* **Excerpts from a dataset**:
# # #

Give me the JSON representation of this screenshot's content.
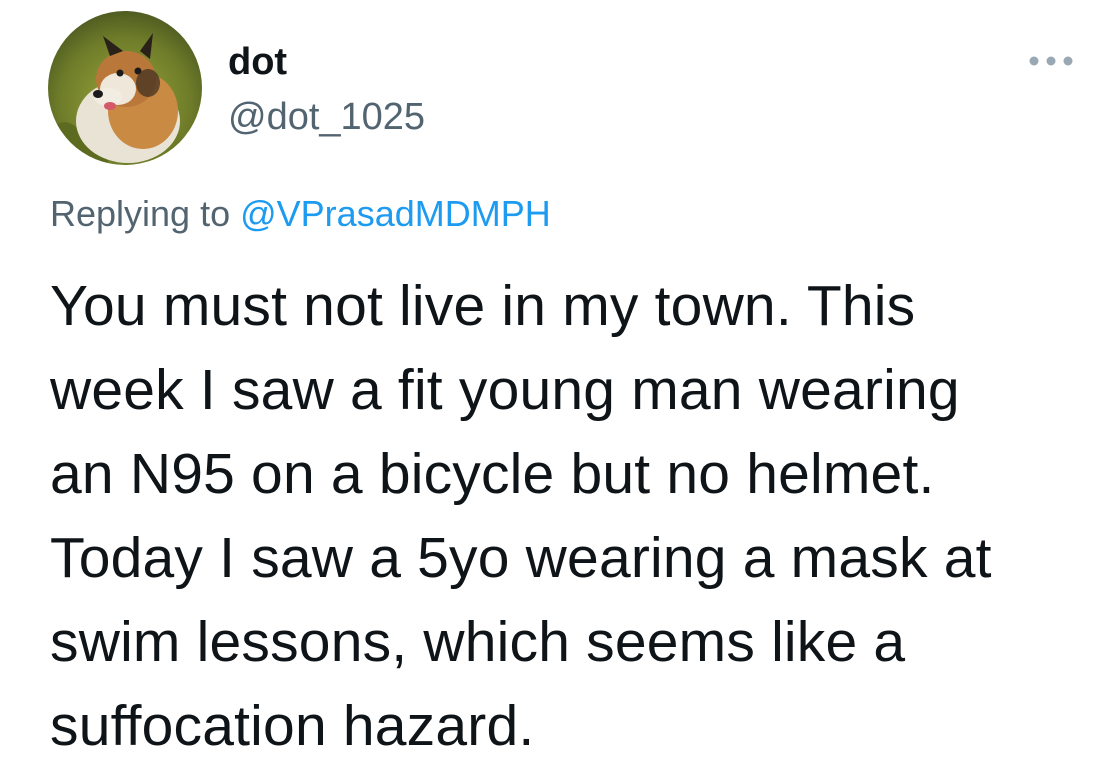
{
  "author": {
    "display_name": "dot",
    "handle": "@dot_1025",
    "avatar_icon": "sheltie-dog-avatar"
  },
  "more_icon": "more-horizontal-icon",
  "reply": {
    "prefix": "Replying to ",
    "mention": "@VPrasadMDMPH"
  },
  "tweet": {
    "lines": [
      "You must not live in my town. This",
      "week I saw a fit young man wearing",
      "an N95 on a bicycle but no helmet.",
      "Today I saw a 5yo wearing a mask at",
      "swim lessons, which seems like a",
      "suffocation hazard."
    ]
  },
  "colors": {
    "text_primary": "#0f1419",
    "text_secondary": "#536471",
    "accent": "#1d9bf0"
  }
}
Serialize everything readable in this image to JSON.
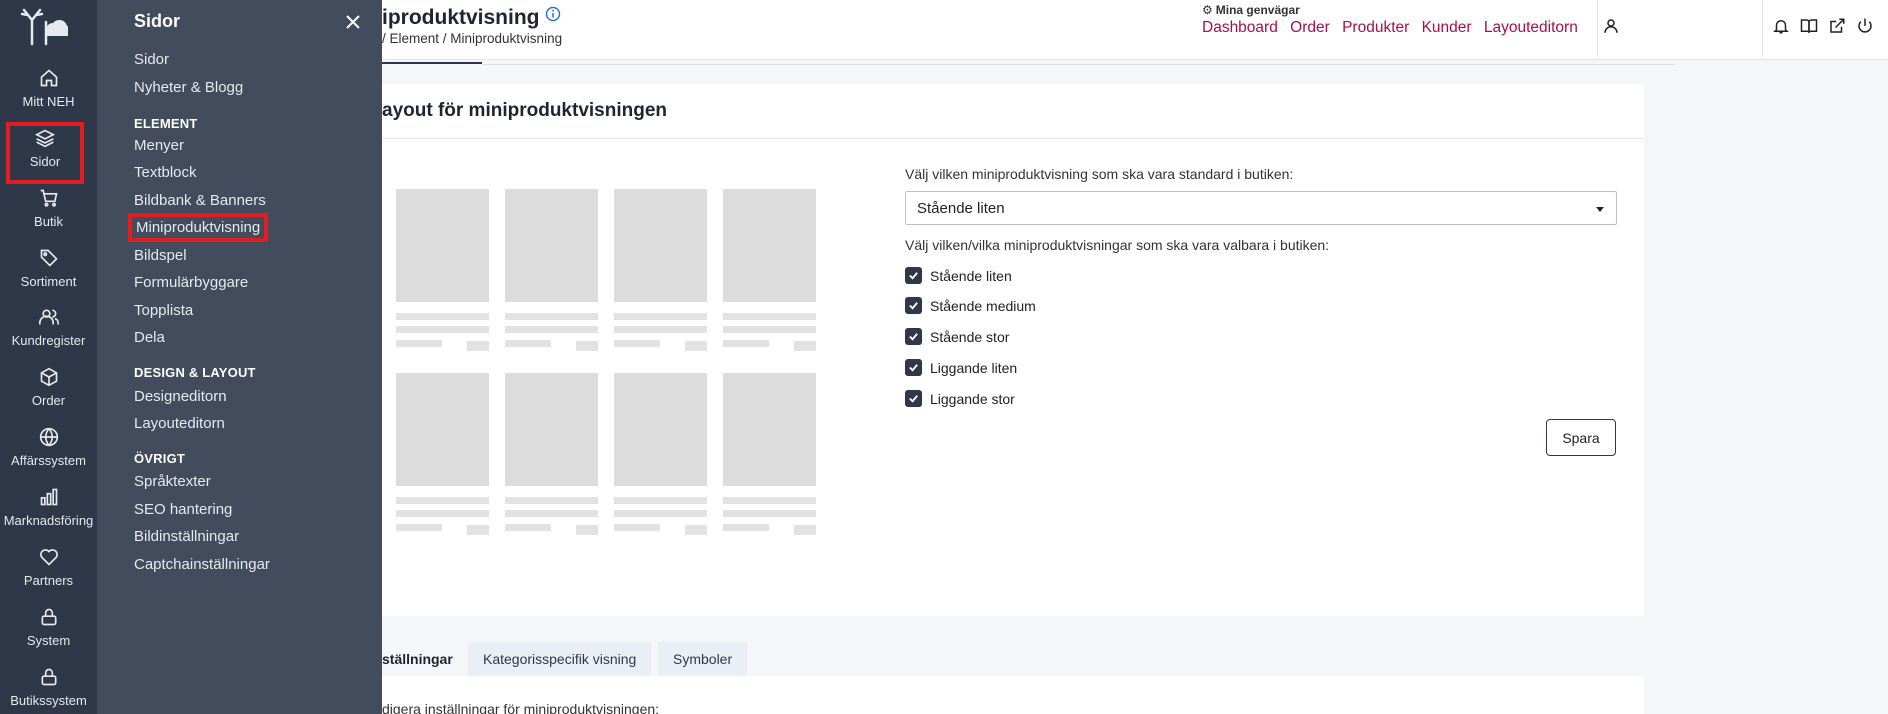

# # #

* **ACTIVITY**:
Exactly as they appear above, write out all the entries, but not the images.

* **ANSWER FOR THE TASK**:
Give me the JSON representation of this screenshot's content.
{
  "author": {
    "display_name": "dot",
    "handle": "@dot_1025",
    "avatar_icon": "sheltie-dog-avatar"
  },
  "more_icon": "more-horizontal-icon",
  "reply": {
    "prefix": "Replying to ",
    "mention": "@VPrasadMDMPH"
  },
  "tweet": {
    "lines": [
      "You must not live in my town. This",
      "week I saw a fit young man wearing",
      "an N95 on a bicycle but no helmet.",
      "Today I saw a 5yo wearing a mask at",
      "swim lessons, which seems like a",
      "suffocation hazard."
    ]
  },
  "colors": {
    "text_primary": "#0f1419",
    "text_secondary": "#536471",
    "accent": "#1d9bf0"
  }
}
Serialize everything readable in this image to JSON.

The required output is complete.